◆ Records provided:
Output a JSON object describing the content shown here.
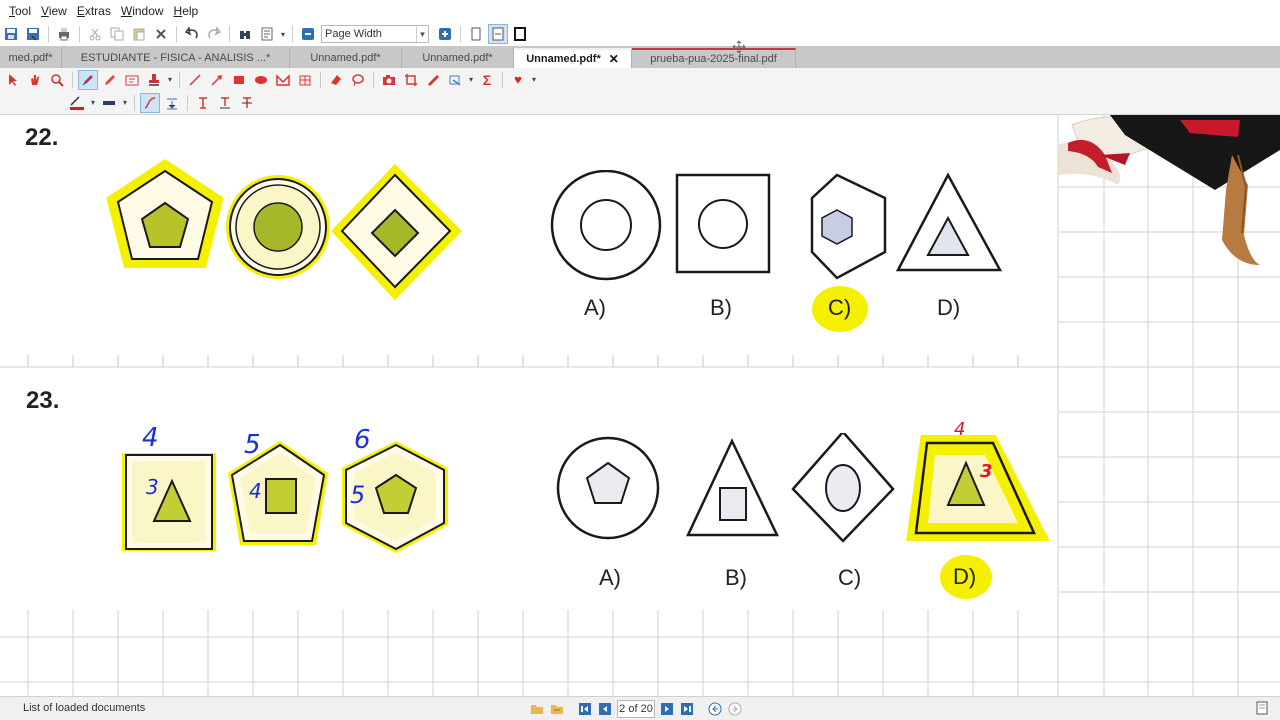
{
  "menu": [
    "Tool",
    "View",
    "Extras",
    "Window",
    "Help"
  ],
  "toolbar": {
    "zoom_value": "Page Width"
  },
  "tabs": [
    {
      "label": "med.pdf*",
      "active": false
    },
    {
      "label": "ESTUDIANTE - FISICA - ANALISIS ...*",
      "active": false
    },
    {
      "label": "Unnamed.pdf*",
      "active": false
    },
    {
      "label": "Unnamed.pdf*",
      "active": false
    },
    {
      "label": "Unnamed.pdf*",
      "active": true,
      "close": "✕"
    },
    {
      "label": "prueba-pua-2025-final.pdf",
      "active": false
    }
  ],
  "document": {
    "q22": {
      "number": "22.",
      "options": [
        "A)",
        "B)",
        "C)",
        "D)"
      ],
      "highlighted": "C)"
    },
    "q23": {
      "number": "23.",
      "options": [
        "A)",
        "B)",
        "C)",
        "D)"
      ],
      "highlighted": "D)",
      "annotations": [
        "4",
        "3",
        "5",
        "4",
        "6",
        "5",
        "4",
        "3"
      ]
    }
  },
  "status": {
    "text": "List of loaded documents",
    "page": "2 of 20"
  },
  "colors": {
    "highlight": "#f5f000",
    "ink_blue": "#1a2fd8",
    "ink_red": "#e0162b",
    "tab_bar": "#c8c8c8"
  }
}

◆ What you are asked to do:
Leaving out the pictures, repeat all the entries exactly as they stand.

◆ Task answer:
Output a JSON object describing the content shown here.
{
  "menu": [
    "Tool",
    "View",
    "Extras",
    "Window",
    "Help"
  ],
  "toolbar": {
    "zoom_value": "Page Width"
  },
  "tabs": [
    {
      "label": "med.pdf*",
      "active": false
    },
    {
      "label": "ESTUDIANTE - FISICA - ANALISIS ...*",
      "active": false
    },
    {
      "label": "Unnamed.pdf*",
      "active": false
    },
    {
      "label": "Unnamed.pdf*",
      "active": false
    },
    {
      "label": "Unnamed.pdf*",
      "active": true,
      "close": "✕"
    },
    {
      "label": "prueba-pua-2025-final.pdf",
      "active": false
    }
  ],
  "document": {
    "q22": {
      "number": "22.",
      "options": [
        "A)",
        "B)",
        "C)",
        "D)"
      ],
      "highlighted": "C)"
    },
    "q23": {
      "number": "23.",
      "options": [
        "A)",
        "B)",
        "C)",
        "D)"
      ],
      "highlighted": "D)",
      "annotations": [
        "4",
        "3",
        "5",
        "4",
        "6",
        "5",
        "4",
        "3"
      ]
    }
  },
  "status": {
    "text": "List of loaded documents",
    "page": "2 of 20"
  },
  "colors": {
    "highlight": "#f5f000",
    "ink_blue": "#1a2fd8",
    "ink_red": "#e0162b",
    "tab_bar": "#c8c8c8"
  }
}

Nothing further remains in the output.